## Task details
Look over the listing below and work out how many lines have the word "MBajo". Write only that number.

## Data section

◇ ◇ ◇ ◇ ◇ ◇ ◇

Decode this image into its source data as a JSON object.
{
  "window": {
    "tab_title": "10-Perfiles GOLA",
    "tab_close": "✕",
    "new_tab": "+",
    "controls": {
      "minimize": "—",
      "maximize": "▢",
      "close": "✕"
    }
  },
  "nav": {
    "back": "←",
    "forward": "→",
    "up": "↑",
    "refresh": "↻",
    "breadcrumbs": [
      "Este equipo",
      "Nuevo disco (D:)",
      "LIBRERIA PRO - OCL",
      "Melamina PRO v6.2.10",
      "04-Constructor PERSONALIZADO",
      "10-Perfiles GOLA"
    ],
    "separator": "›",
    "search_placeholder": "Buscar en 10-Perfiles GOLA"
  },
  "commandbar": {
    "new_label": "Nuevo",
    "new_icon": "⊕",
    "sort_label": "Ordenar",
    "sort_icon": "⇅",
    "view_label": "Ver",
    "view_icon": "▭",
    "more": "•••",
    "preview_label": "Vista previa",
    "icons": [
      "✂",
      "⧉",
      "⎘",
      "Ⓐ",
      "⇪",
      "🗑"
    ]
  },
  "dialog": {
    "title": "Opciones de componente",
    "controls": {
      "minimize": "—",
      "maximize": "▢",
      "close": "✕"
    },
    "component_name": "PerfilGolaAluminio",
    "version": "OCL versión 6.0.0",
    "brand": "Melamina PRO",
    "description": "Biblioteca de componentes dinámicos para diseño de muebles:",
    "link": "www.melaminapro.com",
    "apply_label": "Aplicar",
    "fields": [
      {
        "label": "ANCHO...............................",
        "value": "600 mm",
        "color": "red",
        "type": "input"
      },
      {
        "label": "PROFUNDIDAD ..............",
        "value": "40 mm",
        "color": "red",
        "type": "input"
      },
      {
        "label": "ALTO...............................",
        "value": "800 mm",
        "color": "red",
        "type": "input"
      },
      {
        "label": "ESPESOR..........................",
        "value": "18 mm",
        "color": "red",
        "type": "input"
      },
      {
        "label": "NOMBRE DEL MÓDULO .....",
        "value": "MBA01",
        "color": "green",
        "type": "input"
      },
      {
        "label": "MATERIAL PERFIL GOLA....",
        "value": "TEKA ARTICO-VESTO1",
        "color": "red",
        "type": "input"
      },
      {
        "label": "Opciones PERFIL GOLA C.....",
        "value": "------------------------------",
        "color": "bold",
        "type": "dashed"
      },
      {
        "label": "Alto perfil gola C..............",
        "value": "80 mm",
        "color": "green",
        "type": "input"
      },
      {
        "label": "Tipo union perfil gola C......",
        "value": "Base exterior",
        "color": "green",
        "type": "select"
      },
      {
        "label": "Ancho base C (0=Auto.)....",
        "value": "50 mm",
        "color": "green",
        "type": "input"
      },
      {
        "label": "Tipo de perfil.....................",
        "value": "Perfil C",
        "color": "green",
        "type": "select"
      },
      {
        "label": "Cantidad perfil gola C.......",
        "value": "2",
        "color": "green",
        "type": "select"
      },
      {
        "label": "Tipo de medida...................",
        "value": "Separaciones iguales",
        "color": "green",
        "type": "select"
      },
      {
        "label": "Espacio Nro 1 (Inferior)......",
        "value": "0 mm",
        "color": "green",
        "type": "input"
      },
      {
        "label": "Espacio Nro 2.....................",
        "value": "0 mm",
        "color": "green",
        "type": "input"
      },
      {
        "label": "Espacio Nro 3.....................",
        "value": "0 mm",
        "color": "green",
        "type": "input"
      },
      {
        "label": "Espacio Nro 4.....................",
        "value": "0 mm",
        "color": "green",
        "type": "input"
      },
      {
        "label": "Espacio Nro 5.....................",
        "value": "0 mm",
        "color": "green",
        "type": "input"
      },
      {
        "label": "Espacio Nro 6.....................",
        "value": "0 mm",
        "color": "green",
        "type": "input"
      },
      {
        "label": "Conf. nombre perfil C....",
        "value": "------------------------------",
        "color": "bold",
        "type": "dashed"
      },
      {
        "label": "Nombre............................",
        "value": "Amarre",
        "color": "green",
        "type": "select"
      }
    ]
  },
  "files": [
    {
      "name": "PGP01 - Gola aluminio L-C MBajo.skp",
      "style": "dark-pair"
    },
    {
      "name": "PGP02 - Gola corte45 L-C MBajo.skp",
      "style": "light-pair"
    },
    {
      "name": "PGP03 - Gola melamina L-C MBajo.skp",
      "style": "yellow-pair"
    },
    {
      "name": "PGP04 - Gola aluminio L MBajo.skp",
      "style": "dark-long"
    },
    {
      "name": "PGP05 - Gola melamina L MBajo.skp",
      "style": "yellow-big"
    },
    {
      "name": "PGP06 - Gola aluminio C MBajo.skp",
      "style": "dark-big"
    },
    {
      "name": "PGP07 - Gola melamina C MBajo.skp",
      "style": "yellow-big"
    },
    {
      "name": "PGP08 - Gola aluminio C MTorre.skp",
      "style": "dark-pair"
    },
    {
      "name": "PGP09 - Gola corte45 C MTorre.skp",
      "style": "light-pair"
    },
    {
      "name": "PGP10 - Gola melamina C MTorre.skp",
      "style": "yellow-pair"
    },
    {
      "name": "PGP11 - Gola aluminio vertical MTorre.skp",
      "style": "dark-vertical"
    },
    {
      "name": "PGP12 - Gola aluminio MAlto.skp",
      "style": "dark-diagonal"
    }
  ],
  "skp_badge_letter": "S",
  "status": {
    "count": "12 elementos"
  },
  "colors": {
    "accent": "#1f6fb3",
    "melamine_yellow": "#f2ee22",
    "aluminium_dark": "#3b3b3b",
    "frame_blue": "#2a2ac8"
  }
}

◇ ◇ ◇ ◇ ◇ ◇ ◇

## Expected output
7